Labour was within its rights to stop new members voting in its leadership contest between Jeremy Corbyn and Owen Smith, the Court of Appeal has ruled.
It found Labour had the power "to set the criteria for members to be eligible to vote", effectively reintroducing the voting ban on nearly 130,000 members.
It overturns an earlier High Court ruling that the ban was unlawful.
A spokesman for leader Jeremy Corbyn's campaign said Friday's verdict was legally and democratically "wrong".
The contest between incumbent Mr Corbyn and challenger Mr Smith was sparked after Mr Corbyn lost a vote of no confidence by his MPs and faced mass resignations from his top team.
In July the National Executive Committee, the body that governs the Labour Party, ruled that full members could only vote if they had at least six months' continuous membership.
The 12 July "freeze date" was successfully challenged by some new members in the High Court.
But on Thursday, Labour appealed against the ruling, thought to benefit Mr Corbyn over Mr Smith.
Announcing the Court of Appeal's decision on Friday, Lord Justice Beatson said: "On the correct interpretation of the party rules, the National Executive Committee has the power to set the criteria for members to be eligible to vote in the leadership election in the way that it did."
The judgement said: "A member's entitlement to vote in a leadership election is not a product of him or her simply being a member, but is the result of him or her being a member who satisfies the precise eligibility criteria defined by the NEC and any freeze date provisions set by the NEC in the timetable for the election."
Labour's NEC, whose relationship with the party leadership has been under strain in recent months, had offered a window from 18-20 July when more recent members - and non-members - could pay £25 to become "registered supporters" and gain the right to vote.
Welcoming the court's ruling, NEC chairman Paddy Lillis said: "It is crucial to the Labour Party that our governing body has the authority to debate, decide and implement the procedures, timetable and voting eligibility for our internal elections and selections.
Analysis, BBC political correspondent Eleanor Garnier
The ruling by three Court of Appeal judges means around 130,000 new members who joined less than six months ago will now not be able to vote in the leadership contest.
It is thought the majority of the new joiners did so to back Jeremy Corbyn, so the fact they have, once again, been excluded from having their say is seen as a boost for his rival Owen Smith.
Mr Corbyn's campaign team said the judges' decision was wrong both legally and democratically.
He has always been the odds-on favourite so it is unclear how much of an impact the decision will have on the outcome of the leadership contest.
Once again, Labour is fighting its internal party battles in court in the full glare of the media, rather than behind closed doors.
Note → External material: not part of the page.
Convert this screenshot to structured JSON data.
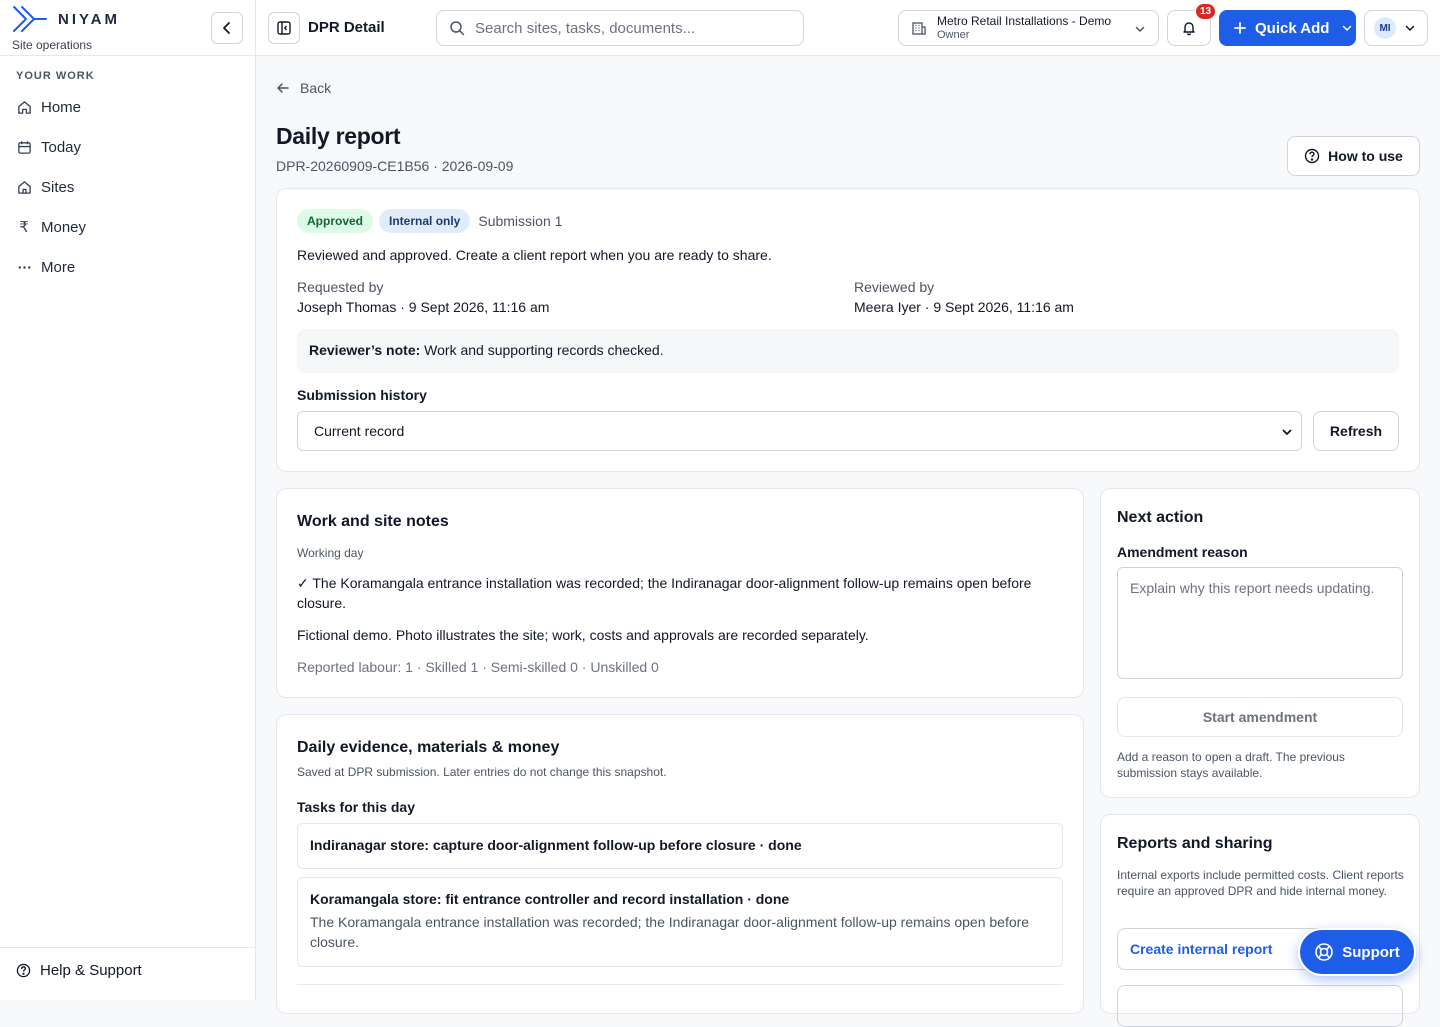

It is further evidence of the deep divisions entrenched in the party.
And this might not be the end of it - lawyers for the new members haven't ruled out a challenge in the highest court of the land.
"The original court decision had wide-ranging implications for the party and the authority of our governing body. It was the correct decision to seek clarification on this fundamental principle in the Court of Appeal."
But a spokesperson for Mr Corbyn's re-election campaign said: "We think that this is the wrong decision - both legally and democratically.
"The court's ruling disenfranchises nearly 130,000 Labour members who joined the party since January and were explicitly told that they would have a vote in any leadership election."
He said there were "serious questions" over "why and how the NEC Procedures Committee brought this appeal".
"In doing so, it effectively risked new members' money on an attempt to disenfranchise them. If we are to build a big, inclusive party to take on the Tories, we need to secure democracy in our party."
An application by the five party members, who brought the initial challenge to the party's rules, for permission to appeal to the Supreme Court was rejected.
But it is still open for them to apply directly to the highest court in the UK, if they want to do so.
Meanwhile, leadership challenger Owen Smith said the ruling "doesn't change my approach to this contest", saying he would continue to make his case as to why he should become Labour's new leader.
Reacting to the court's decision shadow chancellor John McDonnell said he was "flabbergasted" and "bitterly disappointed" for the members affected.
He attacked the 14 NEC members who agreed to apply a "retrospective" cut off date on voting rights in the first place and the decision to appeal against the High Court ruling.
"I think this is a grubby manoeuvre and people who have been involved in it should be ashamed of themselves," he told BBC Radio 5 Live.